I brewed this for a friend and I by putting 8g into a french press to make a strong chai. I’m unsure how to rate this because I didn’t find it to be good but she insisted that it was great.
Knowing that I have to superior tongue it doesn’t matter :P
The sweet orange mate in ESPs chai collections wins the prize after trying all four (I’m not sure why they included a orange mate in a chai collection though…)
That is what I said when I first tried this tea. The first time I drank this was hot, which may not be the best way to drink this tea, and my tastebuds were greeted with a familiar taste of wine. The grape flavor is less fresh grape than an aged grape, if that makes sense. This tea is actually quite nice and better than the White Grape that Teas Etc makes- it’s less dry and the proportion of green to white tea on this blend is much nicer. I am looking forward to cold steeping a few gallons of this in the summer.
Dry, this smells lovely and sweet grapey; steeped, it holds up nicely as well. Even unsweetened, it has a sticky, lip-smacking sweetness and fruit punch short of flavor.
Thanks, Liquid Proust. After a weekend of heavy housework, which made me only moderately sore, yesterday, I bent down to adjust a sock and pinched a nerve so badly it’s been 36 hours of winching, ouching, and wallowing on a heating pad. Out here in the backyard, this was spring in a cup: a lovely something to get my mind off my miz’ries. (It would have been so much better if I had messed up my hip doing something daring—rock climbing…hauling my canoe off Elk River…playing soccer with my church kids…but a sock? Good grief.)
Grape teas make me think the way parents go bout tricking a child to take medicine by using a flavored one. Thankful this tea did not have that sort of flavor which surprised me!
I brewed this tea hot the first time and decided then that it was a pleasant tea that should be cold. Then I started brewing it cold and realized that the white tea has a decent bitterness to it that doesn’t mix so well with the fruity notes of grape in this tea.

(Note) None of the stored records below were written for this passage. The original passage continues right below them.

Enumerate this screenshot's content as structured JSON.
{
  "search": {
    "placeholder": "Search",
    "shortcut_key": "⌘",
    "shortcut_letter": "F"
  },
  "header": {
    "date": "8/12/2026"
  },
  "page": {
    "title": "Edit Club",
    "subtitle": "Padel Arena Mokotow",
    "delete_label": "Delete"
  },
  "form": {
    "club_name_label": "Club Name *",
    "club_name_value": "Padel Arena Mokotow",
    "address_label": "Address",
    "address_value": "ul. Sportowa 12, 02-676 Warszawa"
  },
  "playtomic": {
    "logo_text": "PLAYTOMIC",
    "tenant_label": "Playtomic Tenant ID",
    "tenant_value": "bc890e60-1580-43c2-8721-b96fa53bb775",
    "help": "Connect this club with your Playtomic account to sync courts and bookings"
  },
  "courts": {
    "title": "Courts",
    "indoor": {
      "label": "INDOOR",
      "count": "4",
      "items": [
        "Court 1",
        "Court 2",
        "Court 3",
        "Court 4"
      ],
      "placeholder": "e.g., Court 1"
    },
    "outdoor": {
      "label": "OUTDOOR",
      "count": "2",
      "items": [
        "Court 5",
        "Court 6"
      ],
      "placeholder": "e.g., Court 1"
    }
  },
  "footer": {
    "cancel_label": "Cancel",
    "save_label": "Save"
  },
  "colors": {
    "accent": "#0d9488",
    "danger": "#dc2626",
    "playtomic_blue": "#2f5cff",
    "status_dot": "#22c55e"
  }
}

As a grape tea it gets my thumbs up, but the white tea that is used needs a little bit of adjustment.
I threw this tea into my french press to make my brother a cup of tea hoping he’d like it. I forgot that 32 ounces of hot tea isn’t an ideal amount for anyone in one sitting so I was able to sample it the first time I brewed it (which I’ve drank multiple times now).
I find this tea to have a strong yerba mate taste but without the strong bitterness. The orange taste is quite a nice addition to this tea. This is a better fruit blended yerb mate, however don’t expect a ‘sweet’ cup when drinking this- it might have a sweetness to it but the yerba mate keeps its integrity with each sip.